Output all the entries word for word. Omit the pictures.

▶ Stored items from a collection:
::::::

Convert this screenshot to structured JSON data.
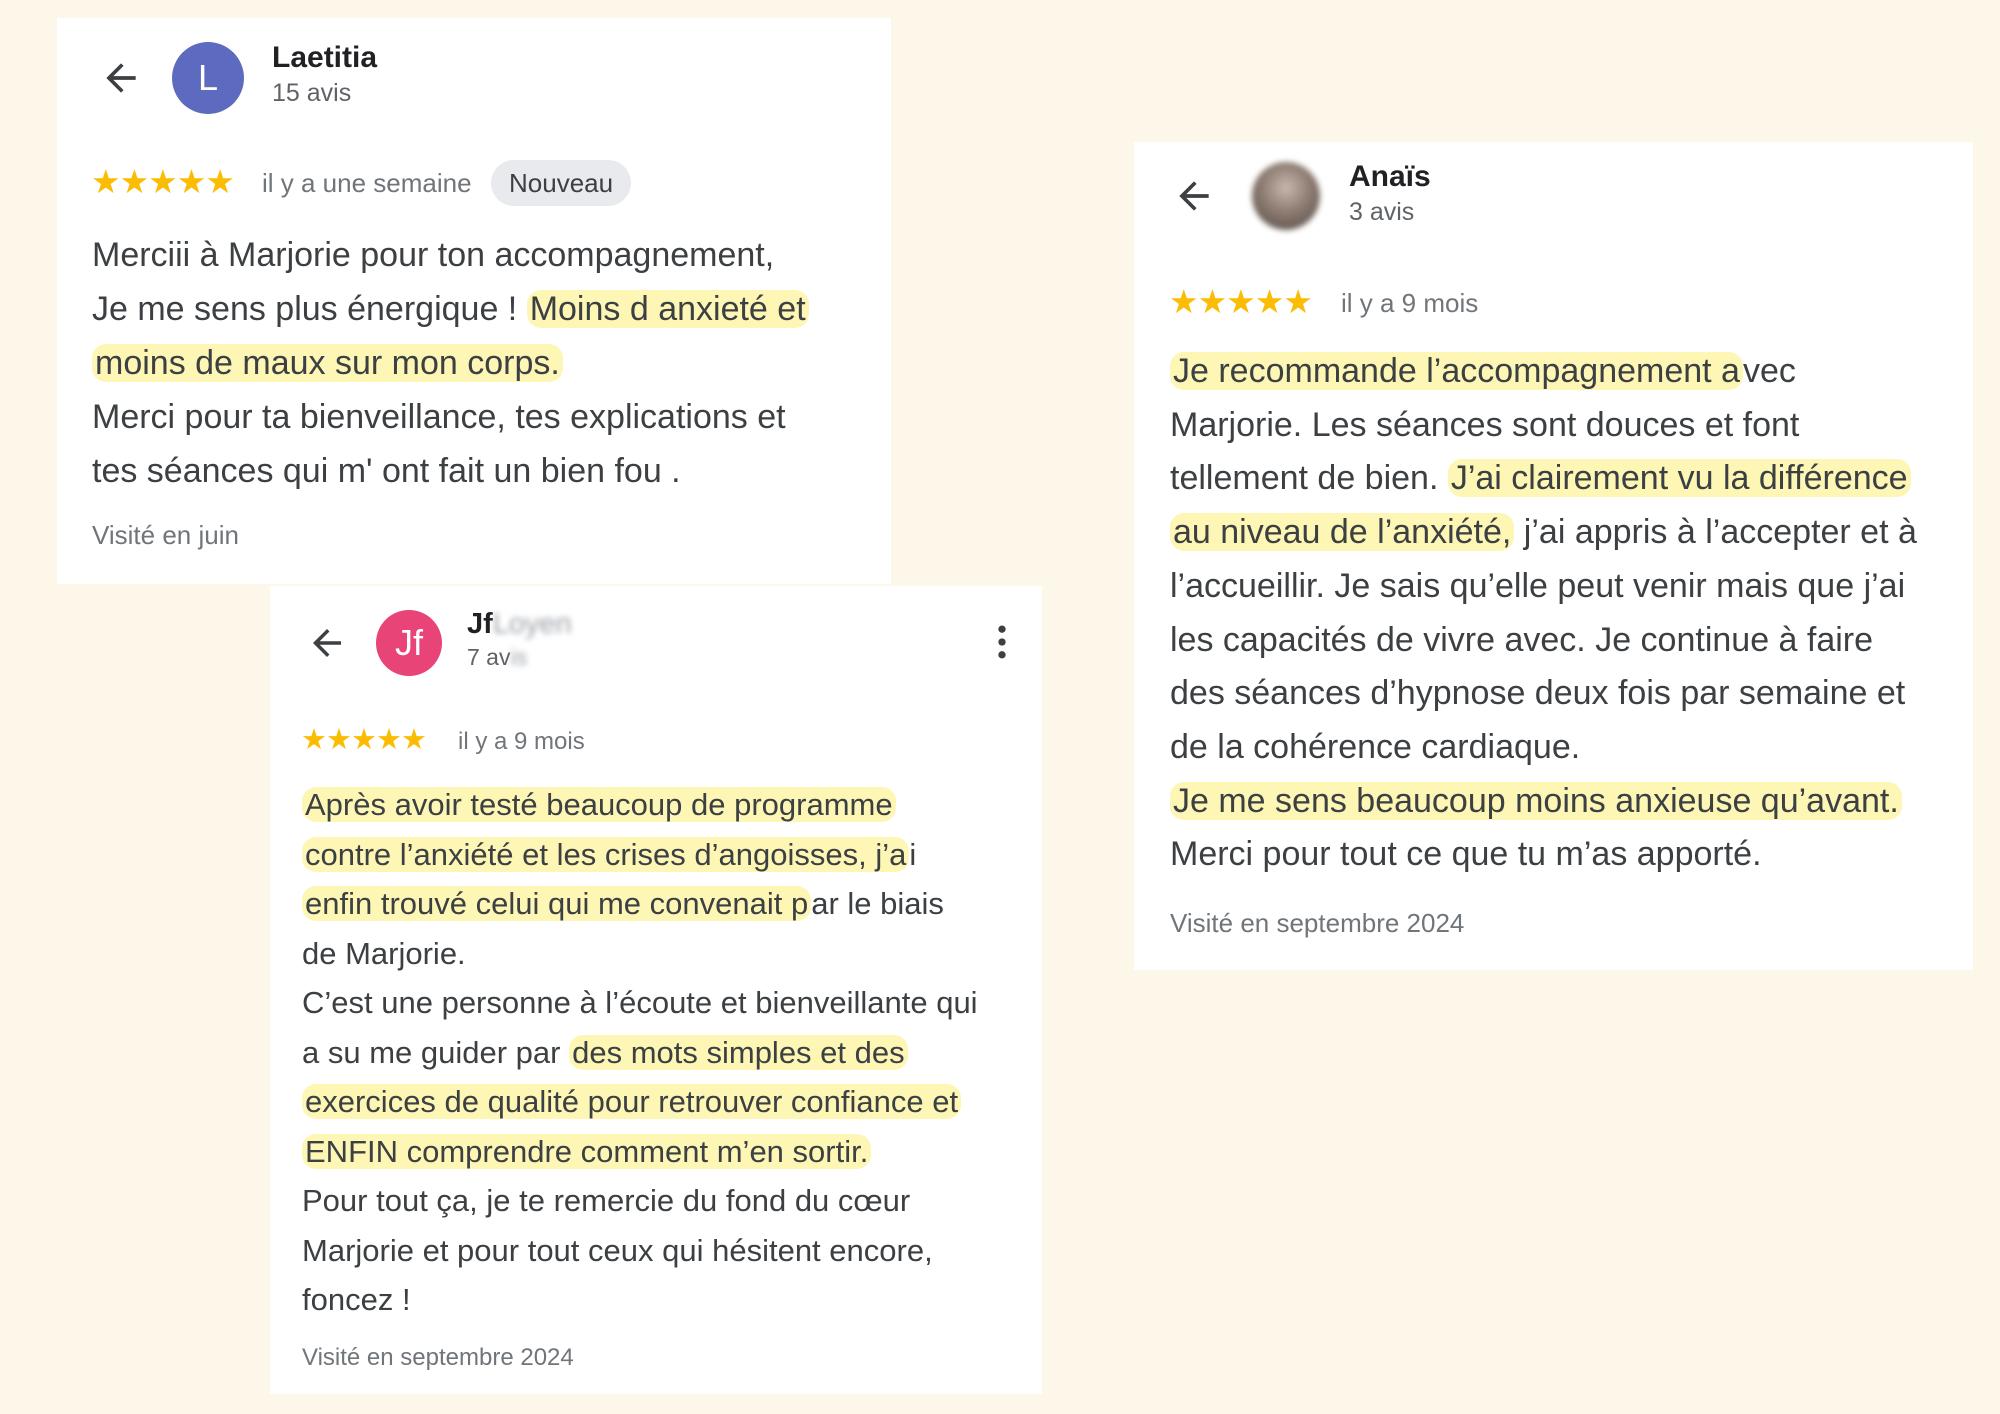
{
  "colors": {
    "background": "#fcf7e8",
    "card": "#ffffff",
    "star": "#fbbc04",
    "highlight": "#fdf6b4",
    "avatar_laetitia": "#5c6bc0",
    "avatar_jf": "#e84477"
  },
  "reviews": [
    {
      "reviewer": "Laetitia",
      "avatar_letter": "L",
      "review_count": "15 avis",
      "rating": 5,
      "stars": "★★★★★",
      "date": "il y a une semaine",
      "badge": "Nouveau",
      "lines": [
        [
          "Merciii à Marjorie pour ton accompagnement,"
        ],
        [
          "Je me sens plus énergique ! ",
          "Moins d anxieté et"
        ],
        [
          "moins de maux sur mon corps."
        ],
        [
          "Merci pour ta bienveillance, tes explications et"
        ],
        [
          "tes séances qui m' ont fait un bien fou ."
        ]
      ],
      "visited": "Visité en juin",
      "icons": [
        "back-arrow-icon"
      ]
    },
    {
      "reviewer": "Jf",
      "reviewer_blurred": "Loyen",
      "avatar_letter": "Jf",
      "review_count": "7 av",
      "review_count_blurred": "is",
      "rating": 5,
      "stars": "★★★★★",
      "date": "il y a 9 mois",
      "lines": [
        [
          "Après avoir testé beaucoup de programme"
        ],
        [
          "contre l’anxiété et les crises d’angoisses, j’a",
          "i"
        ],
        [
          "enfin trouvé celui qui me convenait p",
          "ar le biais"
        ],
        [
          "de Marjorie."
        ],
        [
          "C’est une personne à l’écoute et bienveillante qui"
        ],
        [
          "a su me guider par ",
          "des mots simples et des"
        ],
        [
          "exercices de qualité pour retrouver confiance et"
        ],
        [
          "ENFIN comprendre comment m’en sortir."
        ],
        [
          "Pour tout ça, je te remercie du fond du cœur"
        ],
        [
          "Marjorie et pour tout ceux qui hésitent encore,"
        ],
        [
          "foncez !"
        ]
      ],
      "visited": "Visité en septembre 2024",
      "icons": [
        "back-arrow-icon",
        "more-vert-icon"
      ]
    },
    {
      "reviewer": "Anaïs",
      "review_count": "3 avis",
      "rating": 5,
      "stars": "★★★★★",
      "date": "il y a 9 mois",
      "lines": [
        [
          "Je recommande l’accompagnement a",
          "vec"
        ],
        [
          "Marjorie. Les séances sont douces et font"
        ],
        [
          "tellement de bien. ",
          "J’ai clairement vu la différence"
        ],
        [
          "au niveau de l’anxiété,",
          " j’ai appris à l’accepter et à"
        ],
        [
          "l’accueillir. Je sais qu’elle peut venir mais que j’ai"
        ],
        [
          "les capacités de vivre avec. Je continue à faire"
        ],
        [
          "des séances d’hypnose deux fois par semaine et"
        ],
        [
          "de la cohérence cardiaque."
        ],
        [
          "Je me sens beaucoup moins anxieuse qu’avant."
        ],
        [
          "Merci pour tout ce que tu m’as apporté."
        ]
      ],
      "visited": "Visité en septembre 2024",
      "icons": [
        "back-arrow-icon",
        "profile-photo-icon"
      ]
    }
  ]
}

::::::

▶ EXERCISE RESULT:
Convert this screenshot to structured JSON data.
{
  "colors": {
    "background": "#fcf7e8",
    "card": "#ffffff",
    "star": "#fbbc04",
    "highlight": "#fdf6b4",
    "avatar_laetitia": "#5c6bc0",
    "avatar_jf": "#e84477"
  },
  "reviews": [
    {
      "reviewer": "Laetitia",
      "avatar_letter": "L",
      "review_count": "15 avis",
      "rating": 5,
      "stars": "★★★★★",
      "date": "il y a une semaine",
      "badge": "Nouveau",
      "lines": [
        [
          "Merciii à Marjorie pour ton accompagnement,"
        ],
        [
          "Je me sens plus énergique ! ",
          "Moins d anxieté et"
        ],
        [
          "moins de maux sur mon corps."
        ],
        [
          "Merci pour ta bienveillance, tes explications et"
        ],
        [
          "tes séances qui m' ont fait un bien fou ."
        ]
      ],
      "visited": "Visité en juin",
      "icons": [
        "back-arrow-icon"
      ]
    },
    {
      "reviewer": "Jf",
      "reviewer_blurred": "Loyen",
      "avatar_letter": "Jf",
      "review_count": "7 av",
      "review_count_blurred": "is",
      "rating": 5,
      "stars": "★★★★★",
      "date": "il y a 9 mois",
      "lines": [
        [
          "Après avoir testé beaucoup de programme"
        ],
        [
          "contre l’anxiété et les crises d’angoisses, j’a",
          "i"
        ],
        [
          "enfin trouvé celui qui me convenait p",
          "ar le biais"
        ],
        [
          "de Marjorie."
        ],
        [
          "C’est une personne à l’écoute et bienveillante qui"
        ],
        [
          "a su me guider par ",
          "des mots simples et des"
        ],
        [
          "exercices de qualité pour retrouver confiance et"
        ],
        [
          "ENFIN comprendre comment m’en sortir."
        ],
        [
          "Pour tout ça, je te remercie du fond du cœur"
        ],
        [
          "Marjorie et pour tout ceux qui hésitent encore,"
        ],
        [
          "foncez !"
        ]
      ],
      "visited": "Visité en septembre 2024",
      "icons": [
        "back-arrow-icon",
        "more-vert-icon"
      ]
    },
    {
      "reviewer": "Anaïs",
      "review_count": "3 avis",
      "rating": 5,
      "stars": "★★★★★",
      "date": "il y a 9 mois",
      "lines": [
        [
          "Je recommande l’accompagnement a",
          "vec"
        ],
        [
          "Marjorie. Les séances sont douces et font"
        ],
        [
          "tellement de bien. ",
          "J’ai clairement vu la différence"
        ],
        [
          "au niveau de l’anxiété,",
          " j’ai appris à l’accepter et à"
        ],
        [
          "l’accueillir. Je sais qu’elle peut venir mais que j’ai"
        ],
        [
          "les capacités de vivre avec. Je continue à faire"
        ],
        [
          "des séances d’hypnose deux fois par semaine et"
        ],
        [
          "de la cohérence cardiaque."
        ],
        [
          "Je me sens beaucoup moins anxieuse qu’avant."
        ],
        [
          "Merci pour tout ce que tu m’as apporté."
        ]
      ],
      "visited": "Visité en septembre 2024",
      "icons": [
        "back-arrow-icon",
        "profile-photo-icon"
      ]
    }
  ]
}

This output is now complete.